25% of Child ATV Riders Never Wear Helmets
According to U.S. Centers for Disease Control and Prevention (CDC) researchers, twenty-five percent of adolescents in the U.S. have ridden an all-terrain vehicle (ATV), but less than half of them regularly wear helmets and a quarter never do.
About the ATV Study
ATVs can weigh up to 1,000 pounds and are most popular with rural kids, who are the users least likely to wear a helmet. This puts them at a serious risk for injury. Researchers also found that those who most frequently ride ATVs had the lowest consistent helmet use.
According to Reuters, CDC researchers analyzed responses to a 2011 online survey of 831 kids between the ages of 12 and 17 about their health-related beliefs and behaviors. Children were asked how often they rode ATVs and whether they “always” or “not always” wore helmets while riding.

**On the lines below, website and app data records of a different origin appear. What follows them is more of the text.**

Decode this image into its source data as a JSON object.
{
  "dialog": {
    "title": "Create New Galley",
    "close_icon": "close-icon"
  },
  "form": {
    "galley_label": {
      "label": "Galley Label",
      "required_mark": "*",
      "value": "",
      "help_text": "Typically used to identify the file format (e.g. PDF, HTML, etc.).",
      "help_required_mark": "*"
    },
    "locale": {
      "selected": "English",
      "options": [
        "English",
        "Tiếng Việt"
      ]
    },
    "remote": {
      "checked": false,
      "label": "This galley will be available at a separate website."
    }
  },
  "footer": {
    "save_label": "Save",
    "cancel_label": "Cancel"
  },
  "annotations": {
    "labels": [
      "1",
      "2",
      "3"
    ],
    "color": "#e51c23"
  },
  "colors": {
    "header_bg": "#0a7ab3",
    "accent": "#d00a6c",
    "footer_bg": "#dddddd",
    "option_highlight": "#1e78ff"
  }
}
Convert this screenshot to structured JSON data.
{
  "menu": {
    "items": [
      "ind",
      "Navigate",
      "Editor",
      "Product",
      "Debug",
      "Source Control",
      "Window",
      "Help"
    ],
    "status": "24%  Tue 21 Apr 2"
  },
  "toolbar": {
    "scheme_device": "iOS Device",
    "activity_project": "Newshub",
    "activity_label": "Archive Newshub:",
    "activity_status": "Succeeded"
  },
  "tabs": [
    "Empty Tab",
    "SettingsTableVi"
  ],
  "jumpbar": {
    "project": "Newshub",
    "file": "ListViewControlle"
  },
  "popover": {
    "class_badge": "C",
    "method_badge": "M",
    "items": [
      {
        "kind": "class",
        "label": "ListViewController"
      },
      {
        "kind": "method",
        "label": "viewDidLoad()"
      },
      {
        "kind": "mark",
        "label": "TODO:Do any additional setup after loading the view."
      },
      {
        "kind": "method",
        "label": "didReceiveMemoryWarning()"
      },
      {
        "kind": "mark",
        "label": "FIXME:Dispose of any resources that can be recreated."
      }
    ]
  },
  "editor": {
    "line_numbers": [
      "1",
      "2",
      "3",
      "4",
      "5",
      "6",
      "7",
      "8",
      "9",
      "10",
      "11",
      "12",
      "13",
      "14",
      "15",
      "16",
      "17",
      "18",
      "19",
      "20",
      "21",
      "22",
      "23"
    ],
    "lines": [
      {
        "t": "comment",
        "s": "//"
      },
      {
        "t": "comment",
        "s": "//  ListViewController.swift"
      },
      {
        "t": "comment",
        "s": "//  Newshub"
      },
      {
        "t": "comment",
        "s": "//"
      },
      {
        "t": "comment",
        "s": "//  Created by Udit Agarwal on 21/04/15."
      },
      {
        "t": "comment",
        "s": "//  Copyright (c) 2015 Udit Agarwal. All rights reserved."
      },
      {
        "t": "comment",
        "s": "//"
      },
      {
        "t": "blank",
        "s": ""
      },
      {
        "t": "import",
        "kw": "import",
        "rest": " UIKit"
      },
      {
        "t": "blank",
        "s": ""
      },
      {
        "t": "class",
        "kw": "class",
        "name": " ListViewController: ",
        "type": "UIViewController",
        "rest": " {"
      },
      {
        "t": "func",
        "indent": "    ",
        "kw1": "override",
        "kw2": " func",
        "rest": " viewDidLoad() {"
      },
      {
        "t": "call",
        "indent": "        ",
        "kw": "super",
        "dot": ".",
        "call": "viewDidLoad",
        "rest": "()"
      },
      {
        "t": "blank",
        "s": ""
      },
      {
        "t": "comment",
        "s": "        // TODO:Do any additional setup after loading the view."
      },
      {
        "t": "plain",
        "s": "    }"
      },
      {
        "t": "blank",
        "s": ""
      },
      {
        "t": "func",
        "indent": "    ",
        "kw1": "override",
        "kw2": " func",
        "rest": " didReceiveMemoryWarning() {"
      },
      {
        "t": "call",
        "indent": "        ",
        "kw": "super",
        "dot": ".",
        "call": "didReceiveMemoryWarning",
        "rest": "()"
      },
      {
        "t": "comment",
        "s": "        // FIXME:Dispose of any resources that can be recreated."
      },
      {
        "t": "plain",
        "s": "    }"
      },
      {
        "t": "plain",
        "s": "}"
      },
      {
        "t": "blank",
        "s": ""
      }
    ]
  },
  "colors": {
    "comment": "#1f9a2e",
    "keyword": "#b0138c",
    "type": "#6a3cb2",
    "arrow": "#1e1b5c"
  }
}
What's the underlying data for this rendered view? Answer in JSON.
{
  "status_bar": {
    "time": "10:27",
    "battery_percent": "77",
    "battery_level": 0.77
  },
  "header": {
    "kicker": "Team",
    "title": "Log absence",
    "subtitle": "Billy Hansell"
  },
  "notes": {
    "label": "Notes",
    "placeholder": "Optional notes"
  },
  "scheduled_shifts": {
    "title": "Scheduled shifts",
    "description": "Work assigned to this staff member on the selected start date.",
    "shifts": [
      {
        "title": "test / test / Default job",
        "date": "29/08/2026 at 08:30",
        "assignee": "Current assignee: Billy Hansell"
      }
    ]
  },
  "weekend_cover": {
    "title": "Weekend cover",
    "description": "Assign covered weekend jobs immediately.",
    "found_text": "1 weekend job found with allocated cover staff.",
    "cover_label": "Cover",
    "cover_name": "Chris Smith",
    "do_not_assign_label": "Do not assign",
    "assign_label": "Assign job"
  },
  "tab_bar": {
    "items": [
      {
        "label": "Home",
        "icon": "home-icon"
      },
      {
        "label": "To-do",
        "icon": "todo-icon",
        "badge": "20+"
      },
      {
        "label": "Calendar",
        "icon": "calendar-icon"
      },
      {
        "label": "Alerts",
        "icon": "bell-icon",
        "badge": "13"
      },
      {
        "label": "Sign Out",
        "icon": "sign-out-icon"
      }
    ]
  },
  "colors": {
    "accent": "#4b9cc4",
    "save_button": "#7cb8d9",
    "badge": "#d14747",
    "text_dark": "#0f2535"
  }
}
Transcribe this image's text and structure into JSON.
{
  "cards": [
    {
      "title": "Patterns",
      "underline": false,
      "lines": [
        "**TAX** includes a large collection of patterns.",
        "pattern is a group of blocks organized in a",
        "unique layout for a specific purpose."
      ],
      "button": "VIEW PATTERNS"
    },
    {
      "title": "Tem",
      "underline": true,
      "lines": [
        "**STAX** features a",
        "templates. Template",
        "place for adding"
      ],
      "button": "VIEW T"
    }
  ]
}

They found that twenty-five percent of kids said they had ridden an ATV in the past year. Of those, twice as many lived outside a major metropolitan area.
Only forty-five percent of kids who had ridden in the last year said they always wore a helmet and twenty-five percent said they never did. Among the kids who had ridden six or more times in the past year, 8 in 10 said they didn’t always wear a helmet.
- According to a U.S. Consumer Product Safety Commission report, an estimated 29,000 children were hospitalized in 2011 because of ATV-related injuries. The same study says there are more than 10 million ATVs in use in the U.S.
- The previous year, researchers found that serious injuries in ATV crashes were fifty percent more likely to be deadly than comparable injuries among motorcycle riders.
- The researchers emphasized the importance of showing kids safe practices and stated that the parents should be a priority in accomplishing this.
- U.S. Olympic swimmer Amy Van Dyken, 41, was left paralyzed after severing her spine in an ATV accident last month.